■ SOURCE DATA ■

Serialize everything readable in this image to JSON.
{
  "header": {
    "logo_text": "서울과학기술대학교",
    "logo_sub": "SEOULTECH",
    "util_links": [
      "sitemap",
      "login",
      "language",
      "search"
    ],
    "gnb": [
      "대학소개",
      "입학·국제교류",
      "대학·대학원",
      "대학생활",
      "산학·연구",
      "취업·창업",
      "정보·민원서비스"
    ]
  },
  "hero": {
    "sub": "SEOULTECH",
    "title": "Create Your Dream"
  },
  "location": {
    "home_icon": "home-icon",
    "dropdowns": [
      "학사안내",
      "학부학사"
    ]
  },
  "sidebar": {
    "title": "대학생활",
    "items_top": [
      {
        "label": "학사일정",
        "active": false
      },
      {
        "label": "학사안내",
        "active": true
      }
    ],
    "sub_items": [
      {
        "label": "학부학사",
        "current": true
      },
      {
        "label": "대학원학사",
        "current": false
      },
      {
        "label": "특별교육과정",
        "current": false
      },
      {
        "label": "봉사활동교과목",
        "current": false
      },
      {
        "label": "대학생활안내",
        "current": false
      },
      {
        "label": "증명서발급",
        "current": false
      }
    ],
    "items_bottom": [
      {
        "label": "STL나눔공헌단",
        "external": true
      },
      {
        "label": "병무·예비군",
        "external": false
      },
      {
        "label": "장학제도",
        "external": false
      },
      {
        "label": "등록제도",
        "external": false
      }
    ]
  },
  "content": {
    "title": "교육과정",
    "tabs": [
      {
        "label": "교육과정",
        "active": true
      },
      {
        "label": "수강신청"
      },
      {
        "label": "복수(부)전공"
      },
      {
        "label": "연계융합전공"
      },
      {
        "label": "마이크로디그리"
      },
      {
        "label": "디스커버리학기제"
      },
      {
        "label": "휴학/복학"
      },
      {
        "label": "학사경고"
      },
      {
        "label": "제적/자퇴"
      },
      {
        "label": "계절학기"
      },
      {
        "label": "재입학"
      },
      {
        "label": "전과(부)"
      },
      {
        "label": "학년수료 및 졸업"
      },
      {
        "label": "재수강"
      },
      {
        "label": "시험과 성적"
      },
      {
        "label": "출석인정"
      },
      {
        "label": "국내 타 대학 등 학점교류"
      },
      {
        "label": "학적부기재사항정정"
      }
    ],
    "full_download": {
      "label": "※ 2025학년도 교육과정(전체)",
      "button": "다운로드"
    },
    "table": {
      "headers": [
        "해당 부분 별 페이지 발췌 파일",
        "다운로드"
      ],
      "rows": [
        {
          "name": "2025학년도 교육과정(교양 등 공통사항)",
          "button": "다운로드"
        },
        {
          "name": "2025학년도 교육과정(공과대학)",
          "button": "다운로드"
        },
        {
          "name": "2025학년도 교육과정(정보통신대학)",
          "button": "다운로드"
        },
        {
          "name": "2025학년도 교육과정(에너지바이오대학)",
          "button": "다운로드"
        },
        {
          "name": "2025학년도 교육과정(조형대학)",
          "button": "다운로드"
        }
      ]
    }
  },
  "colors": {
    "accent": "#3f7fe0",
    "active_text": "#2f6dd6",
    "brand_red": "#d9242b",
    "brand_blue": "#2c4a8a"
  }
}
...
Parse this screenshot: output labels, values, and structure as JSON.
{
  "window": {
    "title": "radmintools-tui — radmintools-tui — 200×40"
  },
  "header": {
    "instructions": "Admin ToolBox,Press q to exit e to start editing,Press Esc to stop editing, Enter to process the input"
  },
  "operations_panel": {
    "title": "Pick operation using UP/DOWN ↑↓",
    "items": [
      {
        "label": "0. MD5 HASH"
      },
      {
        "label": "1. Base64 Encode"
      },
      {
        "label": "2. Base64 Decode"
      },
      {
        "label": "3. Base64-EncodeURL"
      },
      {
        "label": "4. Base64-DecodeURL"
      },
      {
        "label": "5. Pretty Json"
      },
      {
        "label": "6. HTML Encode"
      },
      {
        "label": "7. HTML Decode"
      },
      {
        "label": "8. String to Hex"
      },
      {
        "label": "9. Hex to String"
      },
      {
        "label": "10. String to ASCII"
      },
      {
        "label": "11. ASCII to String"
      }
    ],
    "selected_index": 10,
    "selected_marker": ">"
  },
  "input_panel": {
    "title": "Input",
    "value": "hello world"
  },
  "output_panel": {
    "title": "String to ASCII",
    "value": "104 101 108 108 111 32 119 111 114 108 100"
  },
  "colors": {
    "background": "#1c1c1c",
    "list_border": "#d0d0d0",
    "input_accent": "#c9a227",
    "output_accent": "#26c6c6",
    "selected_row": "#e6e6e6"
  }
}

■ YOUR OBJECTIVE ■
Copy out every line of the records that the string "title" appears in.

■ RESULT ■
    "title": "Create Your Dream"
    "title": "대학생활",
    "title": "교육과정",
    "title": "radmintools-tui — radmintools-tui — 200×40"
    "title": "Pick operation using UP/DOWN ↑↓",
    "title": "Input",
    "title": "String to ASCII",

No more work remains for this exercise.